Big Boy Rugby

Such a little thing
when another boy
rips off one of your Velcro tags
but you run to me sobbing
as though a strip of pride is gone.

I wipe your tears away
on my shoulder
turn you around
gently push you back into the game
where he waits wide-eyed
to stick the tag back on.

Daisy Draws a Picture of Me

Look, Daddy! It’s you!
And it is, as she sees me.
An enormous, shaven, potato-shaped head
dotted with stubble,
eyes further apart than mine
but unquestionably mine; they’re wide
like hers and Jack’s.
The nose is far daintier than mine,
mouth narrower, lips thinner, but smiling.
The body is my favourite part,
much slimmer than decades of good living
have heaped on my belly and waistline.
She’s even drawn a tuft or two of chest hair
sprouting from the neck of my shirt.
We’re both pleased with it.

Swimming in Backwell 

He’s ready well before me, pale little body,
hopping from one foot to the other
as I stash valuables in my shoe.
I straighten his goggles, free the ear
bent double under the strap.
I’ve got my noodle, Daddy!
He waves the yellow foam tube at me.
Outside, it’s in the high 20s,
fields we drove past on our way here
are parched yellow by the roasting sun.
This clammy seventies building is cool,
it stinks of chlorine and feet
but there are no distractions,
no slides, no daft friends showing off.
It’s Prince Harry’s wedding day,
the pool’s deserted,
apart from us and a lifeguard.
I lower myself down the ladder.
Jack flings himself into the water,
shrieking at the temperature.
Come on then, let’s see you swim!
He tucks the noodle under his arms,
doggy-paddles away from me, feet splashing:
spladoosh, spladoosh, spladoosh
like the sound of good-sized pebbles
thrown into a canal from the towpath.
He turns and comes back to me,
neck straining and lips buttoned shut
against the water.
You did it!
He grins and does a little dance.
Can I do some jumping in now, as a treat?
I nod and his cry of delight echoes,
dives into our memories forever.

Ben Banyard lives in Portishead with his wife and nine-year-old twins.

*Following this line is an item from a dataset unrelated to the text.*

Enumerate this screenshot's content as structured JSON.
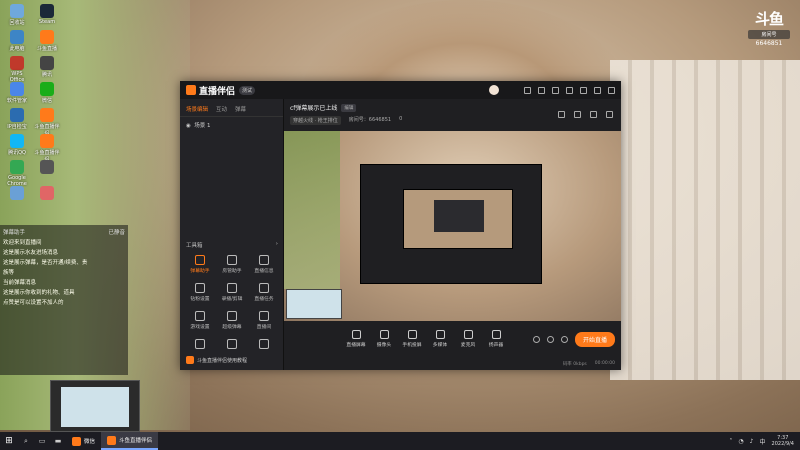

His third collection of poetry, Hi-Viz, will be published by YAFFLE later this year. Ben blogs at